A: Securing the pool physically, so your baby cannot access […]
A: Securing the pool physically, so your baby cannot access it, is the first step. Install a pool fence with a self-latching, locking gate as an essential barrier. Whenever you use the pool, make sure the gate is fully closed and locked when you are done. If you have a pool service providing maintenance, check the gate after every visit. If your pool is above ground, remove ladders or obstruct access to them.
Once you are sure your baby cannot gain access to the pool without the assistance of an adult, evaluate the doors on your home. Check that locks and dead bolts are not within a child’s reach. If necessary, switch the positioning of handles and locks, or install a latch at the top of the door.

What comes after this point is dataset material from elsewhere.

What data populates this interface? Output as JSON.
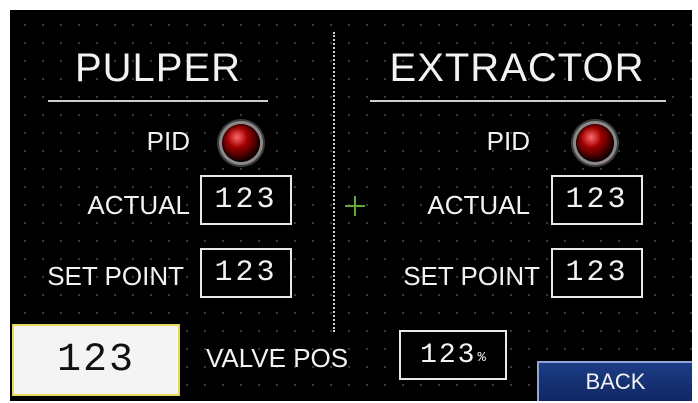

Homes with sliding glass doors should also be equipped with a self-closing system.
Another access point that is often overlooked—and that babies can easily slip out of—are pet doors. Make sure your baby is under constant supervision when near a pet door, or keep it locked.
Beyond physically restricting access to a swimming pool, parents can also safeguard their children by teaching them water safety skills as early as 4 months of age. Babies can learn to hold their breath underwater and roll over from their stomachs to their backs and float until help arrives. Enrolling in an accredited infant swim class can help both parents and babies learn lifesaving skills and feel safer in the water. In addition to accident prevention, parents should also learn age-appropriate CPR in case of emergency.
—Sue Mackie, executive director of the United States Swim School Association and former owner of Aquatics Unlimited Swim School